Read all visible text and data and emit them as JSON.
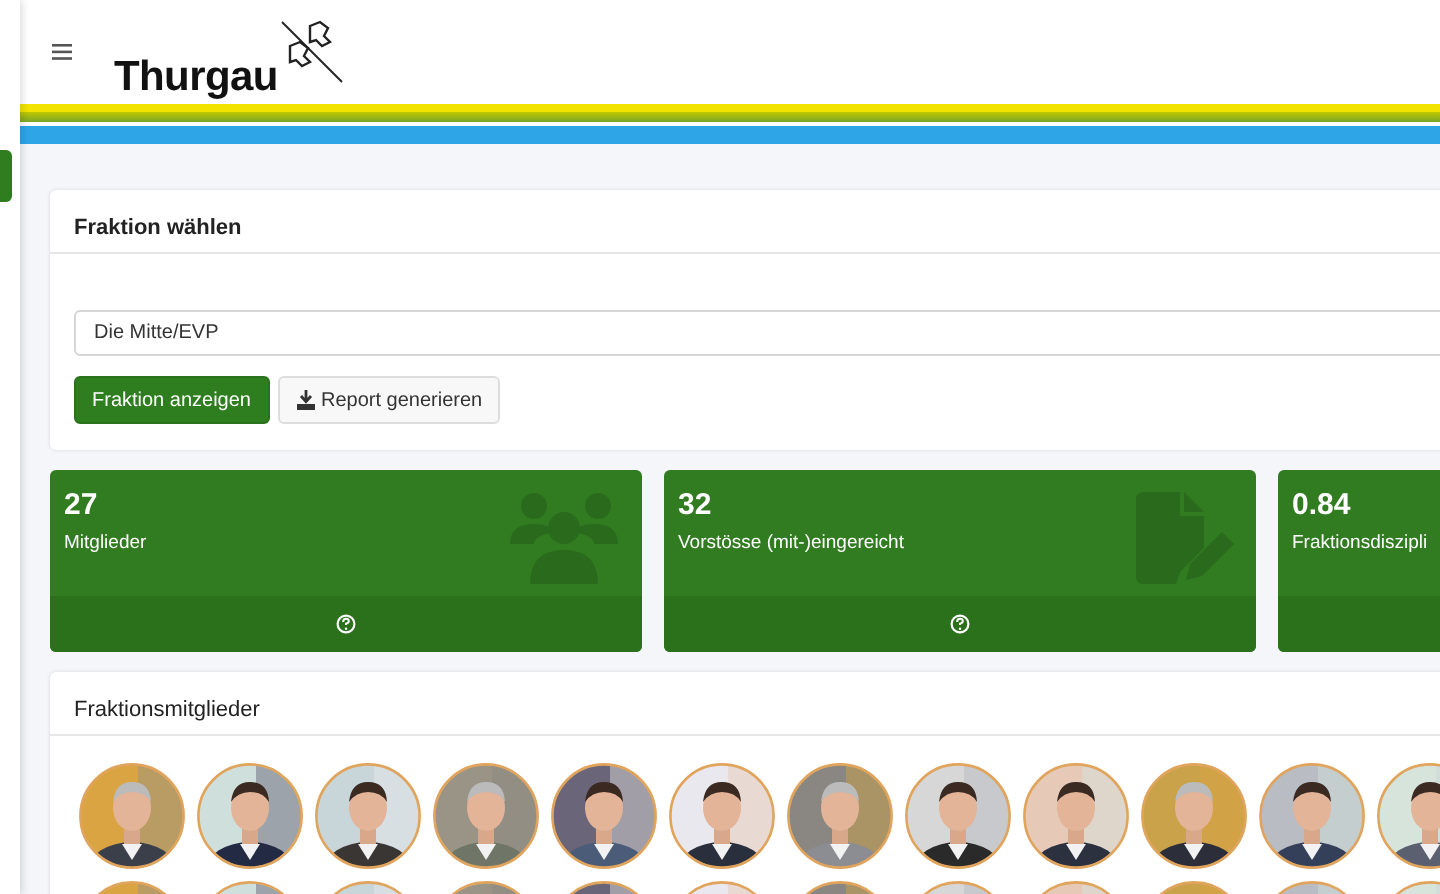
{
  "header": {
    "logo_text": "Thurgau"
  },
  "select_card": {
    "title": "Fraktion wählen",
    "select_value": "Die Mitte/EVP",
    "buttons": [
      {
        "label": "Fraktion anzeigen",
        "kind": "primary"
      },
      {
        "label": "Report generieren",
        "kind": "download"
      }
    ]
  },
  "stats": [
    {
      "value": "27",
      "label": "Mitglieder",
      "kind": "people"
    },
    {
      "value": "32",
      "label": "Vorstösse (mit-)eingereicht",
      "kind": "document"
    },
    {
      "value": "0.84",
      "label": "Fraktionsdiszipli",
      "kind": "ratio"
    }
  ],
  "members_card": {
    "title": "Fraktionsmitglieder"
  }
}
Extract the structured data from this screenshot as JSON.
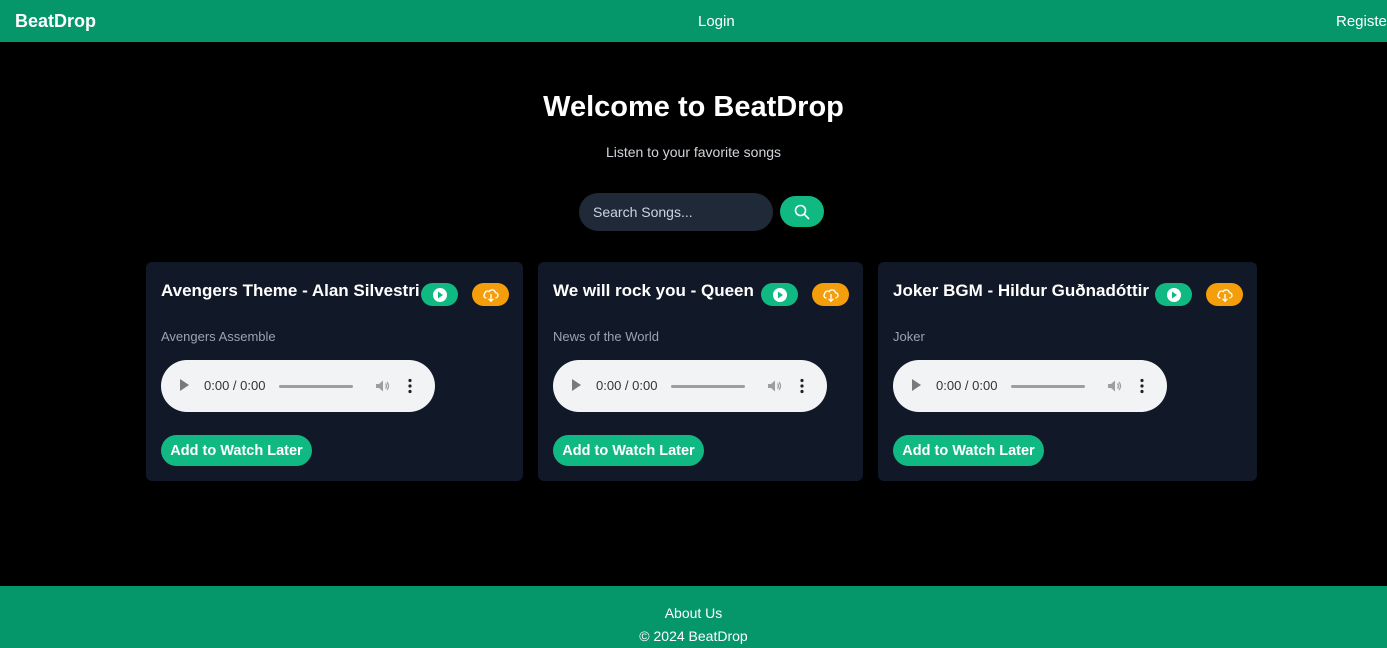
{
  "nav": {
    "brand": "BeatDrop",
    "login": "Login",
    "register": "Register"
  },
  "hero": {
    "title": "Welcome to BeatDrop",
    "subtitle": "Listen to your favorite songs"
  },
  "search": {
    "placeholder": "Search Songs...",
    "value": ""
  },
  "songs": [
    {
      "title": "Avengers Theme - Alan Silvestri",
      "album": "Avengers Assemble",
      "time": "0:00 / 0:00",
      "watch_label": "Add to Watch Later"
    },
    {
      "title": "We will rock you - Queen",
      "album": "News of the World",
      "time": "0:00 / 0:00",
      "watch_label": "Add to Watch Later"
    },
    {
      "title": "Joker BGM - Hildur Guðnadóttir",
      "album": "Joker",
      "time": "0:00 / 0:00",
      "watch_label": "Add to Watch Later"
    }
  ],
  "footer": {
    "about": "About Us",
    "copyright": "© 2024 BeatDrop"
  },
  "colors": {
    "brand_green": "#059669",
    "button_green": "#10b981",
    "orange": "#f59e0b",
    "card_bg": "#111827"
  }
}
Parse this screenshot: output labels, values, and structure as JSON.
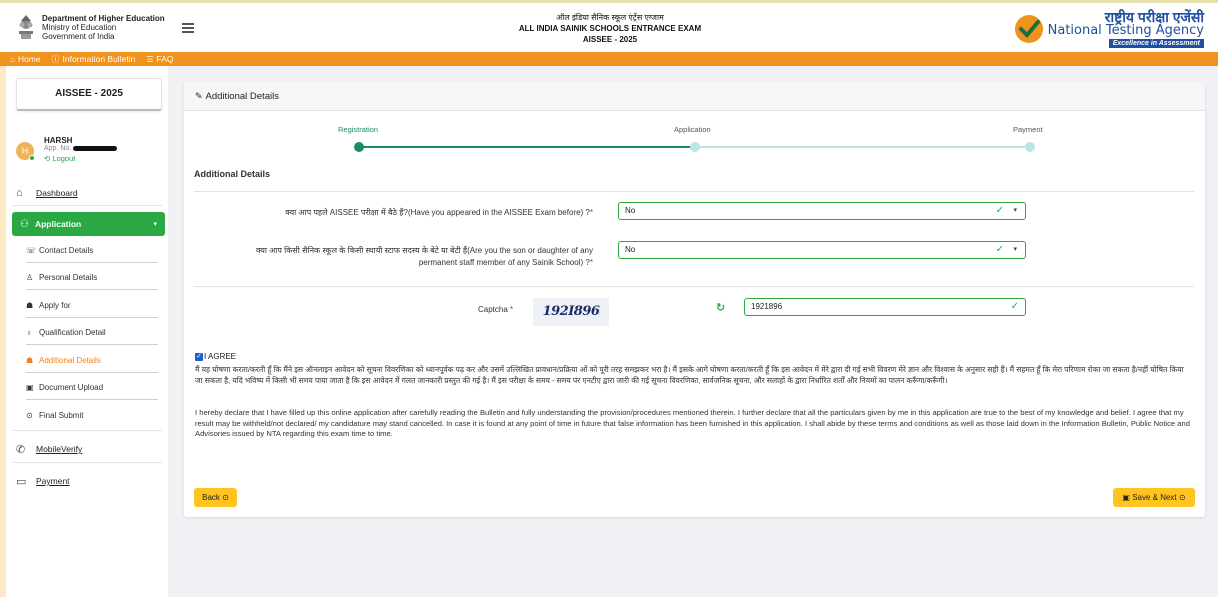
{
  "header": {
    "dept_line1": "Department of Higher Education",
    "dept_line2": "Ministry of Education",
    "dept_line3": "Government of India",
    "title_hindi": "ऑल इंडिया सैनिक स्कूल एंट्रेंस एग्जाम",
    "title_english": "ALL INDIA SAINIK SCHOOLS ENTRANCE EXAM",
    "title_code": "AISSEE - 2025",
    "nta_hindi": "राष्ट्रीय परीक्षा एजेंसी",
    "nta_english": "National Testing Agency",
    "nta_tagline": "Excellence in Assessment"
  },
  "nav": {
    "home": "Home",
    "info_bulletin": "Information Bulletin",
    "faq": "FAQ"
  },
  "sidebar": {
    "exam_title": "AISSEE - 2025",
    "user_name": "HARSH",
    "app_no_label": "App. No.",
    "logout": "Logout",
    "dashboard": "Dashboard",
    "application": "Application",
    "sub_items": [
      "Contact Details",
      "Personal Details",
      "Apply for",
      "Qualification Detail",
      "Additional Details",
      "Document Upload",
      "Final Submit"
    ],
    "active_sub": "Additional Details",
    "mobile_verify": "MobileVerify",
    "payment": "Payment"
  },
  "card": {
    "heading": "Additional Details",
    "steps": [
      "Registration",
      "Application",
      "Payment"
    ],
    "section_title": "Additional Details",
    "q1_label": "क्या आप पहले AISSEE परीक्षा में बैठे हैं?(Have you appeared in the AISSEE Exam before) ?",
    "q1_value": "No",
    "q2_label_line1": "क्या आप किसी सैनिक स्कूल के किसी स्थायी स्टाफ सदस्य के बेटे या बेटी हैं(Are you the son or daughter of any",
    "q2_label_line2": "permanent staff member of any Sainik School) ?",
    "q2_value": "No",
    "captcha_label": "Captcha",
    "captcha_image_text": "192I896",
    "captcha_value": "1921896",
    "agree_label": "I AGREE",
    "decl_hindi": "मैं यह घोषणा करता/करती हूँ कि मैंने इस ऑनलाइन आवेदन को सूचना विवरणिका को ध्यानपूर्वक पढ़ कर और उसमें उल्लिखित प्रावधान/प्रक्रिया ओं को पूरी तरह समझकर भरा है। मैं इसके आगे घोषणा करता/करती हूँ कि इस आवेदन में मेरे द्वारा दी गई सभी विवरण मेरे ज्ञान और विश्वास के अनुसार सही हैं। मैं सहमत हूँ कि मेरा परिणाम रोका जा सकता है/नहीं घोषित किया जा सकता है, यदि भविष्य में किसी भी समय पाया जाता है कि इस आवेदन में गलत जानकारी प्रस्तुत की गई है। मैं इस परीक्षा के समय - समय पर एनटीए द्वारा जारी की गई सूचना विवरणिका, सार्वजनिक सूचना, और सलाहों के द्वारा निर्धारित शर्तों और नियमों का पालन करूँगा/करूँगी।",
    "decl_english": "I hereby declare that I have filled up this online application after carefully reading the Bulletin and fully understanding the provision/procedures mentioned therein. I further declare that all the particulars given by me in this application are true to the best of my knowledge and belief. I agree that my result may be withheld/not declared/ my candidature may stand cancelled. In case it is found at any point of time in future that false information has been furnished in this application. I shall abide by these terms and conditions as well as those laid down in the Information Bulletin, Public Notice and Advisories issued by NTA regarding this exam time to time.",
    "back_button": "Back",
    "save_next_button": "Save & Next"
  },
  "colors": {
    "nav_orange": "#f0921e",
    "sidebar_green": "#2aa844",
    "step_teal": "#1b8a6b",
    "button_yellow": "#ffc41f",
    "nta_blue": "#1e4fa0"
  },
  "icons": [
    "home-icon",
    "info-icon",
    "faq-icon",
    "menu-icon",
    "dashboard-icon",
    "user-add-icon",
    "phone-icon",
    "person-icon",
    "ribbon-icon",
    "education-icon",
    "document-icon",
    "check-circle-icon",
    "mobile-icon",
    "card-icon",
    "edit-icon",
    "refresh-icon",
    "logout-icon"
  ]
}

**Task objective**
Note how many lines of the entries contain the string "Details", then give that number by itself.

**Solution to the exercise**
6